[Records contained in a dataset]
• • • • • • •

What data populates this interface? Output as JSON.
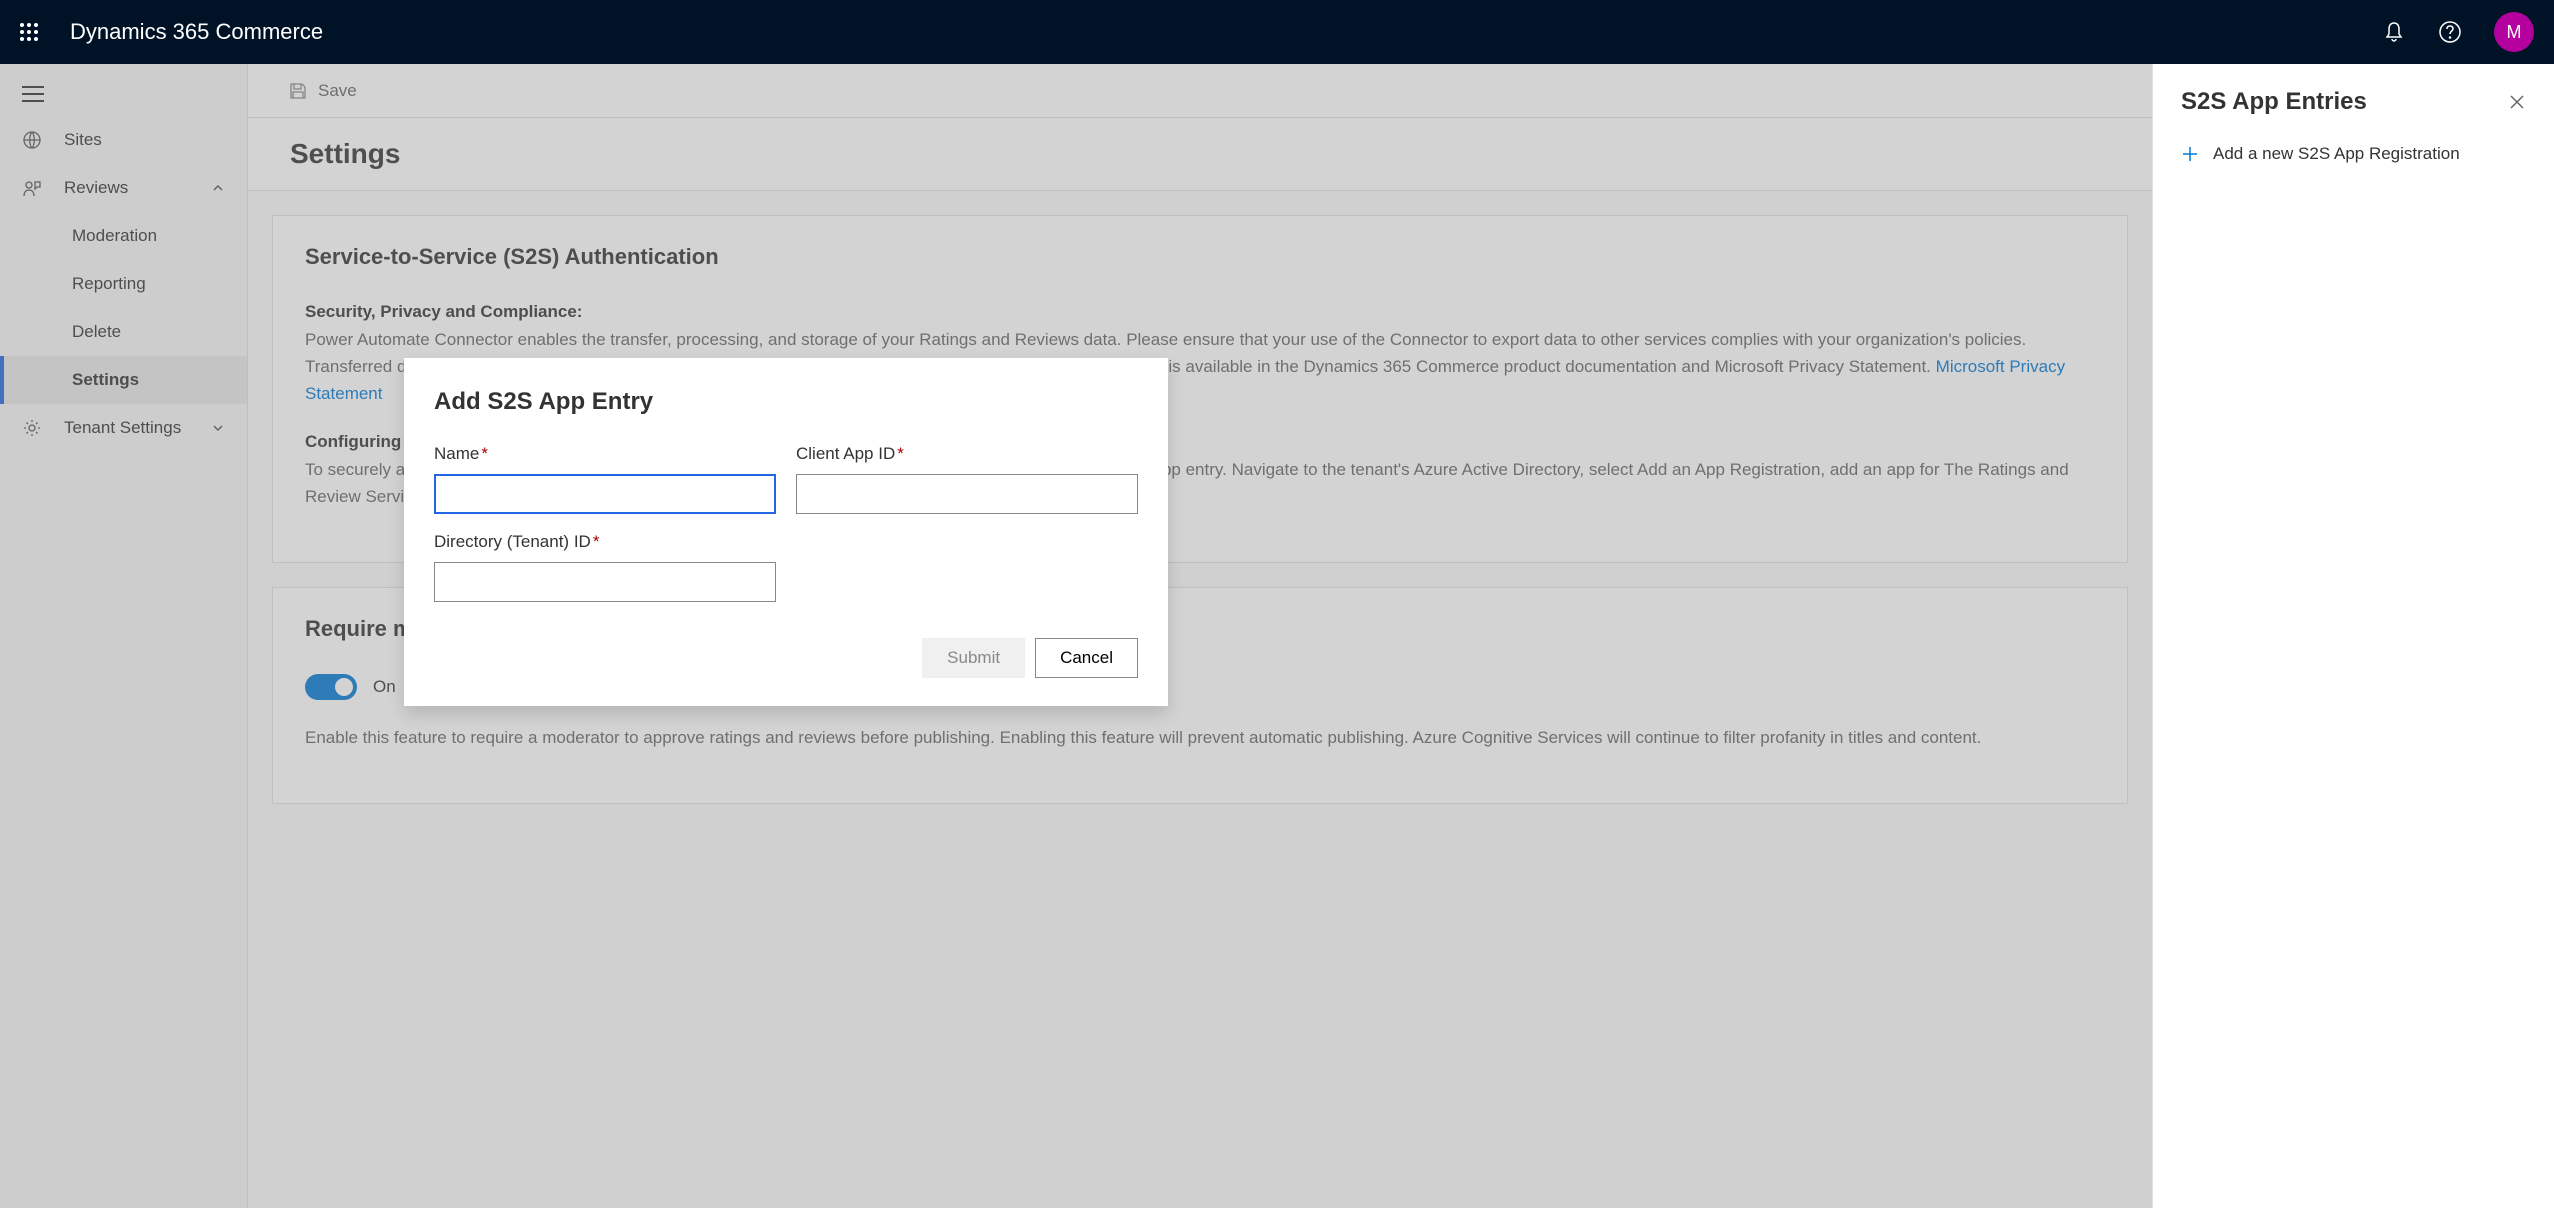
{
  "header": {
    "app_title": "Dynamics 365 Commerce",
    "avatar_initial": "M"
  },
  "sidebar": {
    "items": {
      "sites": "Sites",
      "reviews": "Reviews",
      "moderation": "Moderation",
      "reporting": "Reporting",
      "delete": "Delete",
      "settings": "Settings",
      "tenant_settings": "Tenant Settings"
    }
  },
  "toolbar": {
    "save_label": "Save"
  },
  "page": {
    "title": "Settings"
  },
  "s2s_card": {
    "title": "Service-to-Service (S2S) Authentication",
    "subtitle": "Security, Privacy and Compliance:",
    "body_text": "Power Automate Connector enables the transfer, processing, and storage of your Ratings and Reviews data. Please ensure that your use of the Connector to export data to other services complies with your organization's policies. Transferred data may be processed and stored in a different geography or compliance boundary. More information is available in the Dynamics 365 Commerce product documentation and Microsoft Privacy Statement.",
    "link_text": "Microsoft Privacy Statement",
    "config_title": "Configuring Service-to-Service (S2S) app entry:",
    "config_text": "To securely access Ratings and Reviews data outside of Dynamics 365 Commerce requires a service-to-service app entry. Navigate to the tenant's Azure Active Directory, select Add an App Registration, add an app for The Ratings and Review Service. Enter details from the app (app Name, Client ID assigned, and Directory/Tenant ID of the tenant)."
  },
  "moderator_card": {
    "title": "Require moderator for ratings and reviews",
    "toggle_label": "On",
    "body_text": "Enable this feature to require a moderator to approve ratings and reviews before publishing. Enabling this feature will prevent automatic publishing. Azure Cognitive Services will continue to filter profanity in titles and content."
  },
  "right_panel": {
    "title": "S2S App Entries",
    "add_label": "Add a new S2S App Registration"
  },
  "modal": {
    "title": "Add S2S App Entry",
    "name_label": "Name",
    "client_id_label": "Client App ID",
    "tenant_id_label": "Directory (Tenant) ID",
    "submit_label": "Submit",
    "cancel_label": "Cancel"
  }
}
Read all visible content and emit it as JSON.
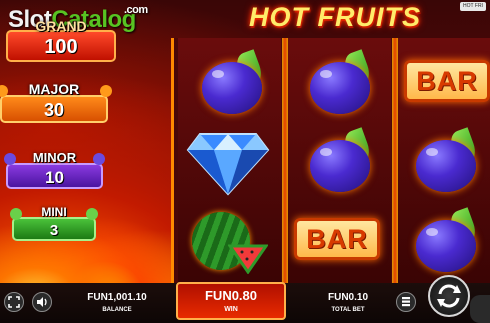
{
  "watermark": {
    "part1": "Slot",
    "part2": "Catalog",
    "tld": ".com"
  },
  "game_title": "HOT FRUITS",
  "corner_badge": "HOT FRI",
  "jackpots": [
    {
      "name": "GRAND",
      "value": "100"
    },
    {
      "name": "MAJOR",
      "value": "30"
    },
    {
      "name": "MINOR",
      "value": "10"
    },
    {
      "name": "MINI",
      "value": "3"
    }
  ],
  "reels": [
    {
      "symbols": [
        "plum",
        "diamond",
        "watermelon"
      ]
    },
    {
      "symbols": [
        "plum",
        "plum",
        "bar"
      ]
    },
    {
      "symbols": [
        "bar",
        "plum",
        "plum"
      ]
    }
  ],
  "bar_label": "BAR",
  "bottom": {
    "balance_value": "FUN1,001.10",
    "balance_label": "BALANCE",
    "win_value": "FUN0.80",
    "win_label": "WIN",
    "total_bet_value": "FUN0.10",
    "total_bet_label": "TOTAL BET"
  },
  "icons": {
    "fullscreen": "fullscreen-icon",
    "sound": "speaker-icon",
    "stack": "coin-stack-icon",
    "spin": "spin-arrows-icon"
  },
  "colors": {
    "accent": "#ff5a00",
    "grand": "#c01000",
    "major": "#d85000",
    "minor": "#4a14a0",
    "mini": "#1c7a14"
  }
}
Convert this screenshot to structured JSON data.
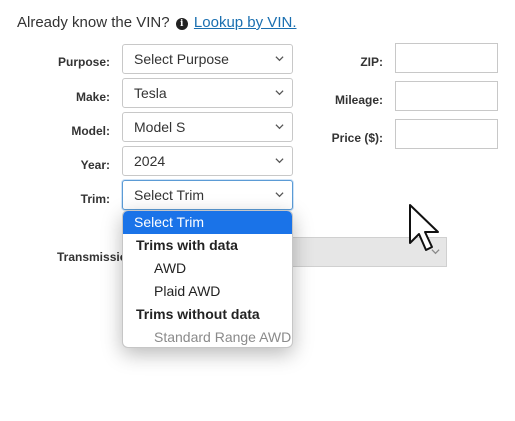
{
  "vin": {
    "question": "Already know the VIN?",
    "icon": "info-circle-icon",
    "link": "Lookup by VIN."
  },
  "form": {
    "purpose": {
      "label": "Purpose:",
      "value": "Select Purpose"
    },
    "make": {
      "label": "Make:",
      "value": "Tesla"
    },
    "model": {
      "label": "Model:",
      "value": "Model S"
    },
    "year": {
      "label": "Year:",
      "value": "2024"
    },
    "trim": {
      "label": "Trim:",
      "value": "Select Trim"
    },
    "transmission": {
      "label": "Transmissio"
    },
    "zip": {
      "label": "ZIP:",
      "value": ""
    },
    "mileage": {
      "label": "Mileage:",
      "value": ""
    },
    "price": {
      "label": "Price ($):",
      "value": ""
    }
  },
  "trim_dropdown": {
    "selected": "Select Trim",
    "groups": [
      {
        "label": "Trims with data",
        "options": [
          "AWD",
          "Plaid AWD"
        ],
        "disabled": false
      },
      {
        "label": "Trims without data",
        "options": [
          "Standard Range AWD"
        ],
        "disabled": true
      }
    ]
  },
  "colors": {
    "link": "#1a6fb0",
    "highlight": "#1a73e8",
    "focus_border": "#5b9bd5",
    "disabled_text": "#8a8a8a"
  }
}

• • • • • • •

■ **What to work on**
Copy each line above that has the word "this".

■ **Exercise response**
What data populates this interface? Output as JSON.
    "body_text": "Enable this feature to require a moderator to approve ratings and reviews before publishing. Enabling this feature will prevent automatic publishing. Azure Cognitive Services will continue to filter profanity in titles and content."
Convert this screenshot to structured JSON data.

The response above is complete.